Task objective:
For this exercise, copy out each line of the material below that includes "Asystent".

Source data:
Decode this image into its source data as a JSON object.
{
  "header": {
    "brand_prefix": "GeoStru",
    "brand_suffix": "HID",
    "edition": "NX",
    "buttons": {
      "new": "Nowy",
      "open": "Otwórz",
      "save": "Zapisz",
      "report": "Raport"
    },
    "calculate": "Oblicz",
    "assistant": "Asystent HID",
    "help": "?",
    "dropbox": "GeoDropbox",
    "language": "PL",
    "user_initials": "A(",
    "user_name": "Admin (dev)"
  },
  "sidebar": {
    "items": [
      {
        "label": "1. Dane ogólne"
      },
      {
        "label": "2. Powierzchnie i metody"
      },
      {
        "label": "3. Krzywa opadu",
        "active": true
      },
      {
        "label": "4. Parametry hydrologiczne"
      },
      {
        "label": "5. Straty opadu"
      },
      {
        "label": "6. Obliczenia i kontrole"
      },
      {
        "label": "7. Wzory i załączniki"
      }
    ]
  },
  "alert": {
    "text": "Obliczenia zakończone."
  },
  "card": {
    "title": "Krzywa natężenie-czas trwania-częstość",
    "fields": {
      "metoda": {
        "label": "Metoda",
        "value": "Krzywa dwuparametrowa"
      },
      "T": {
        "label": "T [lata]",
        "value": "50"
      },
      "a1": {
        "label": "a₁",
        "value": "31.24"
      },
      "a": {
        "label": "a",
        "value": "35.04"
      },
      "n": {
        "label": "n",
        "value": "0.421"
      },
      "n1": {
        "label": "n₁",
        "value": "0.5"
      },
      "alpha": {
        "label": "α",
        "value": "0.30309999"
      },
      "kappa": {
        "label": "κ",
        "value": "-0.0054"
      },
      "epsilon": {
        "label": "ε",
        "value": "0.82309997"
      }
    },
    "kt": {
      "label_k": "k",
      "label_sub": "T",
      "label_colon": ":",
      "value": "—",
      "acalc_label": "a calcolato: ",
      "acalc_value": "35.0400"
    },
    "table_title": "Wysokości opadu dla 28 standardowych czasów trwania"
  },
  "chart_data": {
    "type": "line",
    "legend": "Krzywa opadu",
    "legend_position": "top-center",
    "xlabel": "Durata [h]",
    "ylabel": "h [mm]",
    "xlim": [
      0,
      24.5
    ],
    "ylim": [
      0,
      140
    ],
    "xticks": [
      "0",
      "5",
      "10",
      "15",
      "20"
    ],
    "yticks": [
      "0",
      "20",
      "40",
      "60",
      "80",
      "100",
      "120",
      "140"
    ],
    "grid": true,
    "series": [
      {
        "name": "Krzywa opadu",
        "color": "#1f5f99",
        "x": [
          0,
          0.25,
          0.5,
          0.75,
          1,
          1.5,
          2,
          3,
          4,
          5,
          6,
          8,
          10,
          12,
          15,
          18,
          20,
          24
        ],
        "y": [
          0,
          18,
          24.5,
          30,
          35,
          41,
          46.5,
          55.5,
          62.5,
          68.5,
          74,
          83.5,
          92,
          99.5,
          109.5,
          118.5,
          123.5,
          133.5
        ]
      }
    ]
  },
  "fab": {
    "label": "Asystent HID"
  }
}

Answer to the exercise:
    "assistant": "Asystent HID",
    "label": "Asystent HID"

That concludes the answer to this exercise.